[3] This material is taken from my chapter, “Just Peacemaking and Overcoming Violence: Formation for Ministry” in Formation for Life Just Peacemaking and Twenty-First Century Discipleship, ed. by Glen Stassen, Rodney Petersen and Timothy Norton (Eugene, OR:Wipf & Stock, 2013): 277-278.

[4] The value of the Sabbath in the teachings of Jesus remains unbroken. An understanding of the Sabbath as a “covenant renewal” finds grounding in Jesus’ teachings and Jewish practice. Karl Barth’s argument adds theological rationale for this: that “the Sabbath commandment explains all the other commandments, or all the other forms of the one commandment. It is thus to be placed at the head.” (Church Dogmatics, III: p. 53).

[5] Horace T. Allen, Jr., “The Lord’s Day as Anticipation and Promise in Liturgy and Word,” in Edward O’Flaherty, S.J., and Rodney L. Petersen with Timothy Norton, eds., Sunday, Sabbath, and the Weekend. Managing Time in a Global Culture (Grand Rapids, MI: Eerdmans Publishing Co., 2010): 93-104.

[6] Lauren Winner, Mudhouse Sabbath (Paraclete Press, 2003); as cited by David C. Fisher; at (accessed February 2014).

[7] David C. Fisher; at February 2014).

[8] John Paul II, Dies Domini. On Keeping the Lord’s Day Holy (Boston: Pauline Books and Media, 1998): 75. See Don Conroy, “Sabbath in an Age of Ecology within an Emerging Global Society,” in Edward O’Flaherty, S.J., and Rodney L. Petersen with Timothy Norton, eds., Sunday, Sabbath, and the Weekend. Managing Time in a Global Culture (Grand Rapids, MI: Eerdmans Publishing Co., 2010): 164-178

[9] Elizabeth Spellman, Repair.
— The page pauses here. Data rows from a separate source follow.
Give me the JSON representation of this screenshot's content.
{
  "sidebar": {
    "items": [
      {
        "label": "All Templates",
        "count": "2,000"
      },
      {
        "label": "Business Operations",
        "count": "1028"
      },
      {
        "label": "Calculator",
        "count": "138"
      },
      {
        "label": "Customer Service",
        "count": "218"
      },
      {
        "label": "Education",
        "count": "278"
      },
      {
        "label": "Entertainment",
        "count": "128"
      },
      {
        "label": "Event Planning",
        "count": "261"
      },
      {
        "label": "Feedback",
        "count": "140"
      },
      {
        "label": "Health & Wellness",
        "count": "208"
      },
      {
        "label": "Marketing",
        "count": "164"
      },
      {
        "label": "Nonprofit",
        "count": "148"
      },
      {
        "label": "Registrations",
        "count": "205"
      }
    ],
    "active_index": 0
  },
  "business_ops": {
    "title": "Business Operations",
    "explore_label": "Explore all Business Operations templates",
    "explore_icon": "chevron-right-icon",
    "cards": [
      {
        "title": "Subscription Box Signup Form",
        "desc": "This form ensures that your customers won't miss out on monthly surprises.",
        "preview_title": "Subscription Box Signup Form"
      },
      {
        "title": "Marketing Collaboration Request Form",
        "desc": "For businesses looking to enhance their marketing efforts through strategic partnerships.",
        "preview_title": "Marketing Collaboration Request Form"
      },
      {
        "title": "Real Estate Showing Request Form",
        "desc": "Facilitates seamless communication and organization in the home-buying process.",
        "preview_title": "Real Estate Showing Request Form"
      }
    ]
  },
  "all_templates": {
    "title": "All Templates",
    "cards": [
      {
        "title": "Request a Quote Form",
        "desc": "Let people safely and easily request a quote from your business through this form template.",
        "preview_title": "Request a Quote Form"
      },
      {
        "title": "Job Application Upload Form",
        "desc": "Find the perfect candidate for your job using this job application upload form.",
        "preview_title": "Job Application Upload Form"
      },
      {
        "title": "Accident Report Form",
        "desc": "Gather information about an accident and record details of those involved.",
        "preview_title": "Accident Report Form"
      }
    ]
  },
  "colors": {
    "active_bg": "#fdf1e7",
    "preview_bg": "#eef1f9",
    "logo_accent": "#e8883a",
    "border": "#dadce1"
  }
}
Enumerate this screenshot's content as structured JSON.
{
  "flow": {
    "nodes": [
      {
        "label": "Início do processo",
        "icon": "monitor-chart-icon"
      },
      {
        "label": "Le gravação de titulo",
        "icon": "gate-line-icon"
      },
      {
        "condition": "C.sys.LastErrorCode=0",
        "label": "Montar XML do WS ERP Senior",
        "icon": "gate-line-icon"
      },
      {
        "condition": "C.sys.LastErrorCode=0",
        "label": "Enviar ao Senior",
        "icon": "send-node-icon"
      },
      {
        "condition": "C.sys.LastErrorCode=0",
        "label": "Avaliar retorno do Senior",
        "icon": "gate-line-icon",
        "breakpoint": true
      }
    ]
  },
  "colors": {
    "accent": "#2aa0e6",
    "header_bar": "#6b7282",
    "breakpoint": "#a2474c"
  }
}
The Impulse to Restore in a Fragile World (Boston: Beacon, 2003).